What this task involves » Please output all of the entries exactly and omit any images they hold.

[Collected data]
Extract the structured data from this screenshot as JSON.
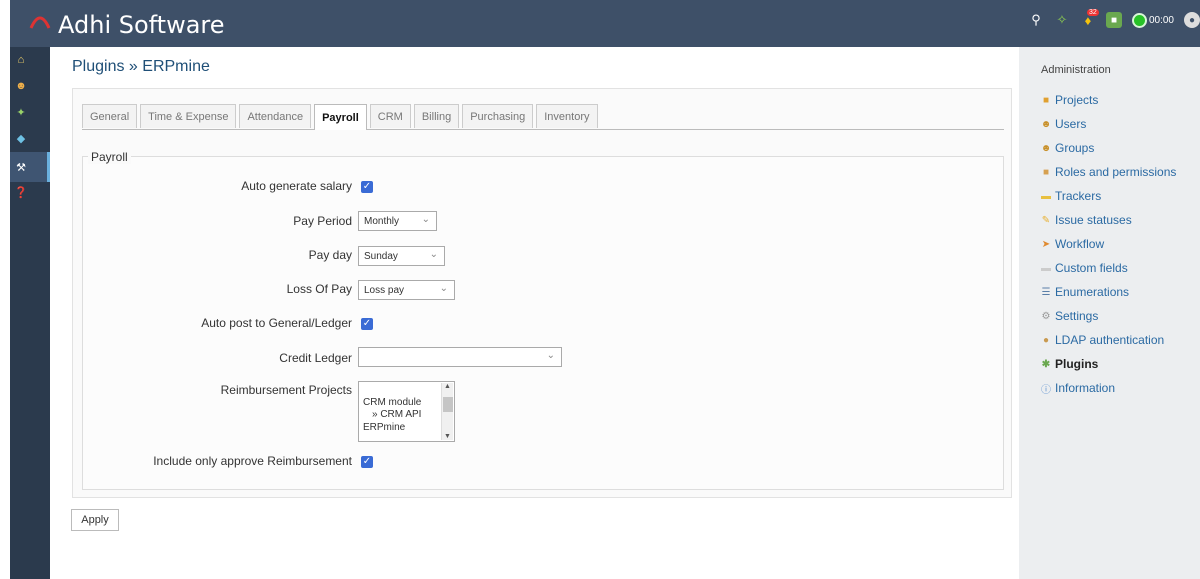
{
  "header": {
    "app_title": "Adhi Software",
    "timer_text": "00:00",
    "notification_count": "32"
  },
  "breadcrumb": {
    "parent": "Plugins",
    "separator": " » ",
    "current": "ERPmine"
  },
  "tabs": [
    {
      "label": "General"
    },
    {
      "label": "Time & Expense"
    },
    {
      "label": "Attendance"
    },
    {
      "label": "Payroll",
      "active": true
    },
    {
      "label": "CRM"
    },
    {
      "label": "Billing"
    },
    {
      "label": "Purchasing"
    },
    {
      "label": "Inventory"
    }
  ],
  "form": {
    "section_title": "Payroll",
    "auto_generate_salary_label": "Auto generate salary",
    "auto_generate_salary_checked": true,
    "pay_period_label": "Pay Period",
    "pay_period_value": "Monthly",
    "pay_day_label": "Pay day",
    "pay_day_value": "Sunday",
    "loss_of_pay_label": "Loss Of Pay",
    "loss_of_pay_value": "Loss pay",
    "auto_post_label": "Auto post to General/Ledger",
    "auto_post_checked": true,
    "credit_ledger_label": "Credit Ledger",
    "credit_ledger_value": "",
    "reimbursement_projects_label": "Reimbursement Projects",
    "reimbursement_projects_options": [
      "CRM module",
      "» CRM API",
      "ERPmine"
    ],
    "include_approve_label": "Include only approve Reimbursement",
    "include_approve_checked": true,
    "apply_label": "Apply"
  },
  "admin_panel": {
    "title": "Administration",
    "items": [
      {
        "label": "Projects",
        "icon": "projects-icon"
      },
      {
        "label": "Users",
        "icon": "users-icon"
      },
      {
        "label": "Groups",
        "icon": "groups-icon"
      },
      {
        "label": "Roles and permissions",
        "icon": "roles-icon"
      },
      {
        "label": "Trackers",
        "icon": "trackers-icon"
      },
      {
        "label": "Issue statuses",
        "icon": "issue-statuses-icon"
      },
      {
        "label": "Workflow",
        "icon": "workflow-icon"
      },
      {
        "label": "Custom fields",
        "icon": "custom-fields-icon"
      },
      {
        "label": "Enumerations",
        "icon": "enumerations-icon"
      },
      {
        "label": "Settings",
        "icon": "settings-icon"
      },
      {
        "label": "LDAP authentication",
        "icon": "ldap-icon"
      },
      {
        "label": "Plugins",
        "icon": "plugins-icon",
        "selected": true
      },
      {
        "label": "Information",
        "icon": "information-icon"
      }
    ]
  },
  "colors": {
    "topbar": "#3e5068",
    "leftbar": "#2b3a4d",
    "link": "#2b6aa3",
    "checkbox": "#3a6bd5"
  }
}
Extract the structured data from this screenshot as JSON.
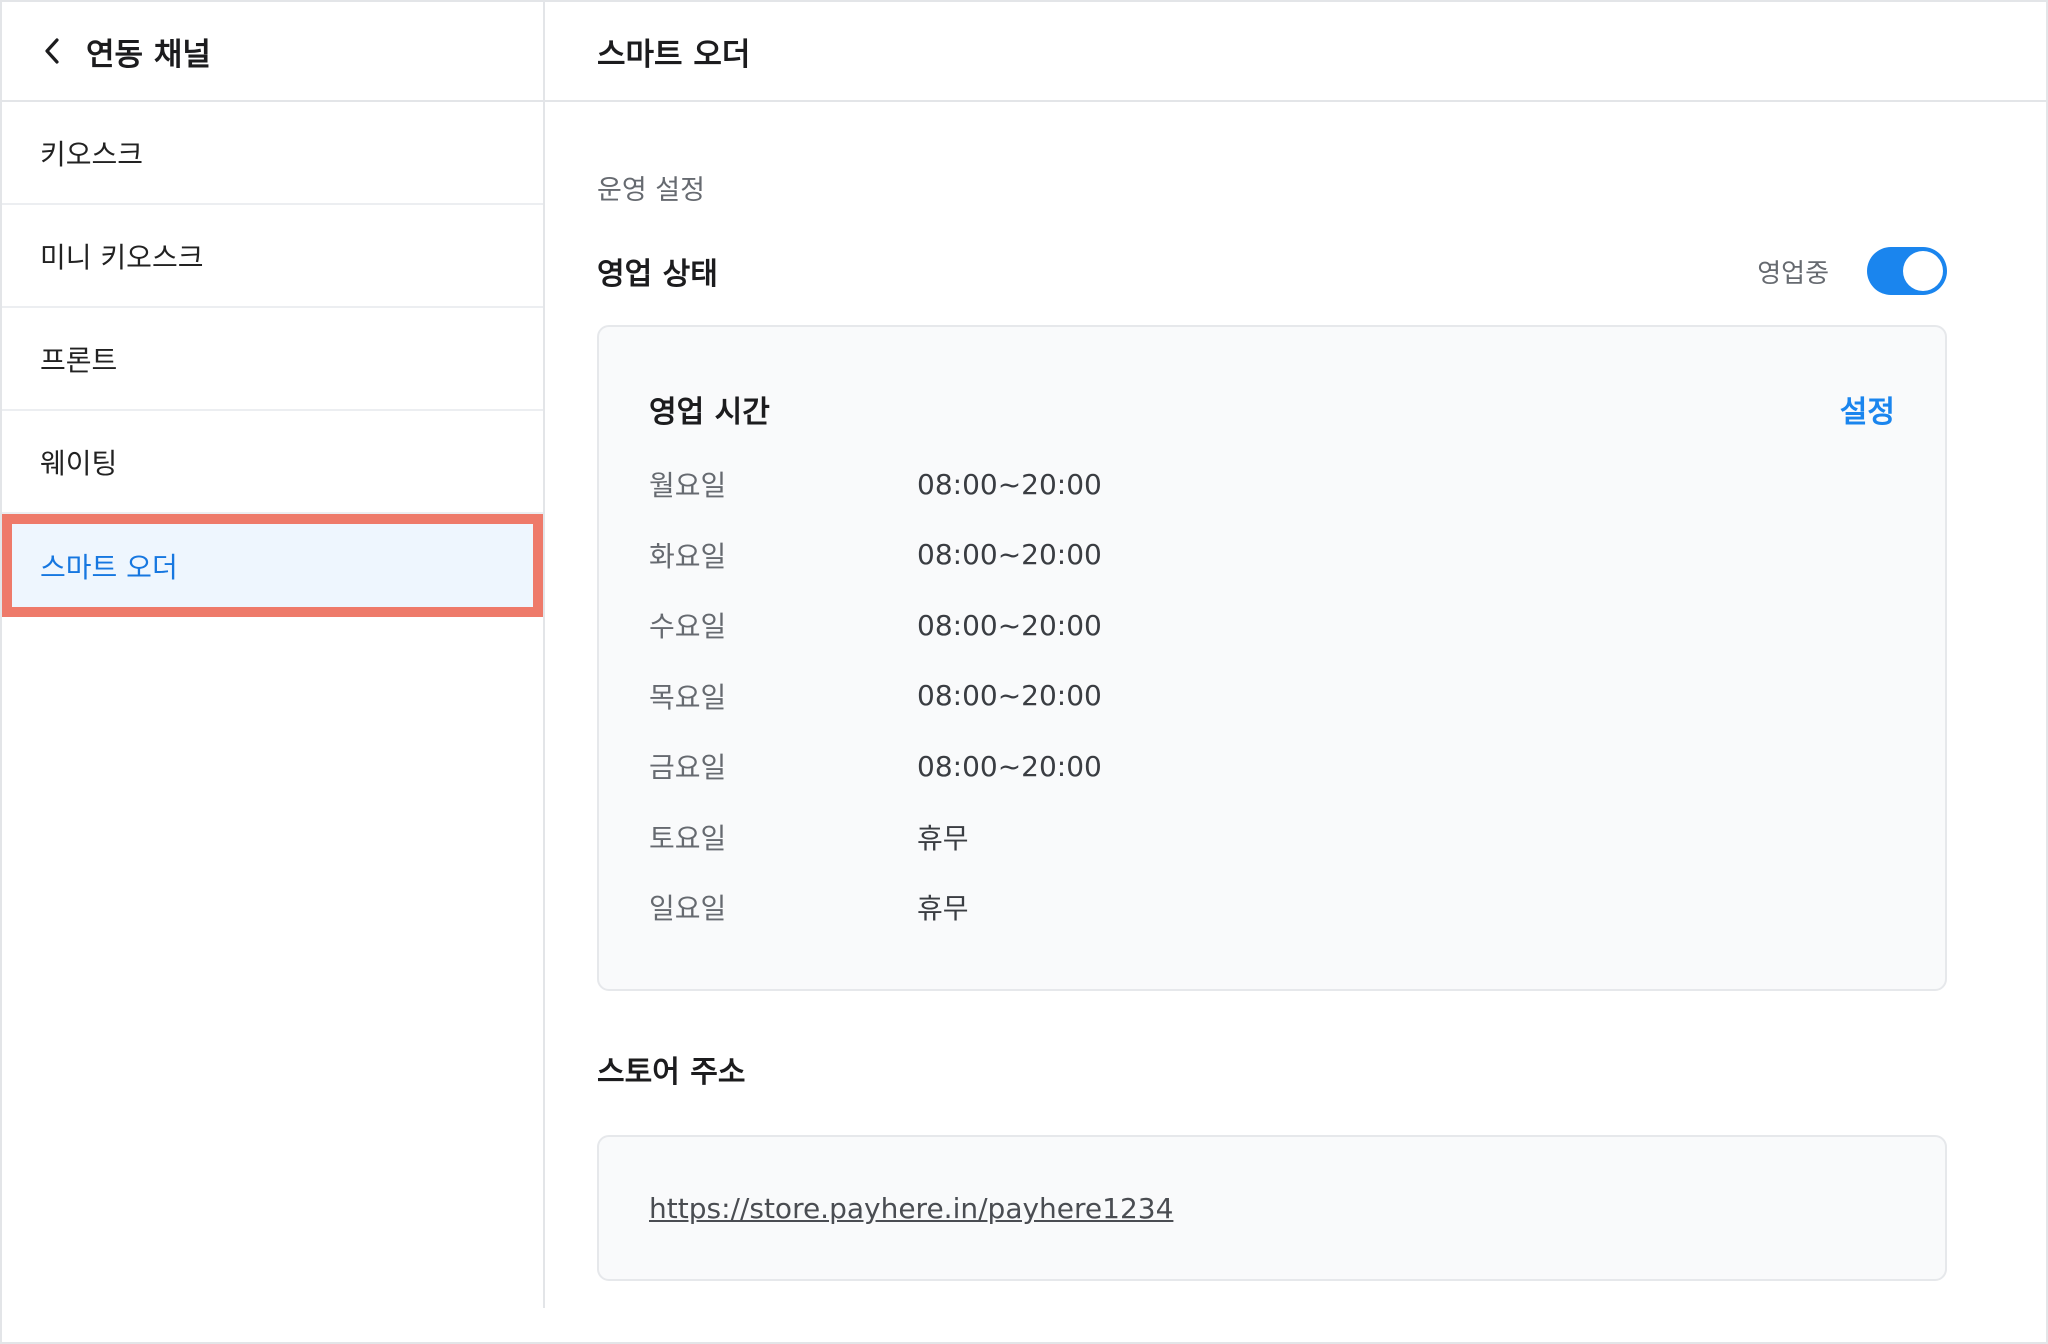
{
  "sidebar": {
    "title": "연동 채널",
    "back_icon": "chevron-left-icon",
    "items": [
      {
        "label": "키오스크"
      },
      {
        "label": "미니 키오스크"
      },
      {
        "label": "프론트"
      },
      {
        "label": "웨이팅"
      },
      {
        "label": "스마트 오더",
        "active": true
      }
    ]
  },
  "main": {
    "title": "스마트 오더",
    "section_label": "운영 설정",
    "status": {
      "title": "영업 상태",
      "value_text": "영업중",
      "toggle_on": true
    },
    "hours": {
      "title": "영업 시간",
      "edit_label": "설정",
      "rows": [
        {
          "day": "월요일",
          "time": "08:00~20:00"
        },
        {
          "day": "화요일",
          "time": "08:00~20:00"
        },
        {
          "day": "수요일",
          "time": "08:00~20:00"
        },
        {
          "day": "목요일",
          "time": "08:00~20:00"
        },
        {
          "day": "금요일",
          "time": "08:00~20:00"
        },
        {
          "day": "토요일",
          "time": "휴무"
        },
        {
          "day": "일요일",
          "time": "휴무"
        }
      ]
    },
    "address": {
      "title": "스토어 주소",
      "url": "https://store.payhere.in/payhere1234"
    }
  },
  "colors": {
    "accent": "#1a85ee",
    "active_text": "#1677e0",
    "active_bg": "#eef6fe",
    "highlight_border": "#ee7a6a"
  }
}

Written reply »
Extract the structured data from this screenshot as JSON.
{
  "header": {
    "app_title": "Adhi Software",
    "timer_text": "00:00",
    "notification_count": "32"
  },
  "breadcrumb": {
    "parent": "Plugins",
    "separator": " » ",
    "current": "ERPmine"
  },
  "tabs": [
    {
      "label": "General"
    },
    {
      "label": "Time & Expense"
    },
    {
      "label": "Attendance"
    },
    {
      "label": "Payroll",
      "active": true
    },
    {
      "label": "CRM"
    },
    {
      "label": "Billing"
    },
    {
      "label": "Purchasing"
    },
    {
      "label": "Inventory"
    }
  ],
  "form": {
    "section_title": "Payroll",
    "auto_generate_salary_label": "Auto generate salary",
    "auto_generate_salary_checked": true,
    "pay_period_label": "Pay Period",
    "pay_period_value": "Monthly",
    "pay_day_label": "Pay day",
    "pay_day_value": "Sunday",
    "loss_of_pay_label": "Loss Of Pay",
    "loss_of_pay_value": "Loss pay",
    "auto_post_label": "Auto post to General/Ledger",
    "auto_post_checked": true,
    "credit_ledger_label": "Credit Ledger",
    "credit_ledger_value": "",
    "reimbursement_projects_label": "Reimbursement Projects",
    "reimbursement_projects_options": [
      "CRM module",
      "» CRM API",
      "ERPmine"
    ],
    "include_approve_label": "Include only approve Reimbursement",
    "include_approve_checked": true,
    "apply_label": "Apply"
  },
  "admin_panel": {
    "title": "Administration",
    "items": [
      {
        "label": "Projects",
        "icon": "projects-icon"
      },
      {
        "label": "Users",
        "icon": "users-icon"
      },
      {
        "label": "Groups",
        "icon": "groups-icon"
      },
      {
        "label": "Roles and permissions",
        "icon": "roles-icon"
      },
      {
        "label": "Trackers",
        "icon": "trackers-icon"
      },
      {
        "label": "Issue statuses",
        "icon": "issue-statuses-icon"
      },
      {
        "label": "Workflow",
        "icon": "workflow-icon"
      },
      {
        "label": "Custom fields",
        "icon": "custom-fields-icon"
      },
      {
        "label": "Enumerations",
        "icon": "enumerations-icon"
      },
      {
        "label": "Settings",
        "icon": "settings-icon"
      },
      {
        "label": "LDAP authentication",
        "icon": "ldap-icon"
      },
      {
        "label": "Plugins",
        "icon": "plugins-icon",
        "selected": true
      },
      {
        "label": "Information",
        "icon": "information-icon"
      }
    ]
  },
  "colors": {
    "topbar": "#3e5068",
    "leftbar": "#2b3a4d",
    "link": "#2b6aa3",
    "checkbox": "#3a6bd5"
  }
}
Extract the structured data from this screenshot as JSON.
{
  "sidebar": {
    "title": "연동 채널",
    "back_icon": "chevron-left-icon",
    "items": [
      {
        "label": "키오스크"
      },
      {
        "label": "미니 키오스크"
      },
      {
        "label": "프론트"
      },
      {
        "label": "웨이팅"
      },
      {
        "label": "스마트 오더",
        "active": true
      }
    ]
  },
  "main": {
    "title": "스마트 오더",
    "section_label": "운영 설정",
    "status": {
      "title": "영업 상태",
      "value_text": "영업중",
      "toggle_on": true
    },
    "hours": {
      "title": "영업 시간",
      "edit_label": "설정",
      "rows": [
        {
          "day": "월요일",
          "time": "08:00~20:00"
        },
        {
          "day": "화요일",
          "time": "08:00~20:00"
        },
        {
          "day": "수요일",
          "time": "08:00~20:00"
        },
        {
          "day": "목요일",
          "time": "08:00~20:00"
        },
        {
          "day": "금요일",
          "time": "08:00~20:00"
        },
        {
          "day": "토요일",
          "time": "휴무"
        },
        {
          "day": "일요일",
          "time": "휴무"
        }
      ]
    },
    "address": {
      "title": "스토어 주소",
      "url": "https://store.payhere.in/payhere1234"
    }
  },
  "colors": {
    "accent": "#1a85ee",
    "active_text": "#1677e0",
    "active_bg": "#eef6fe",
    "highlight_border": "#ee7a6a"
  }
}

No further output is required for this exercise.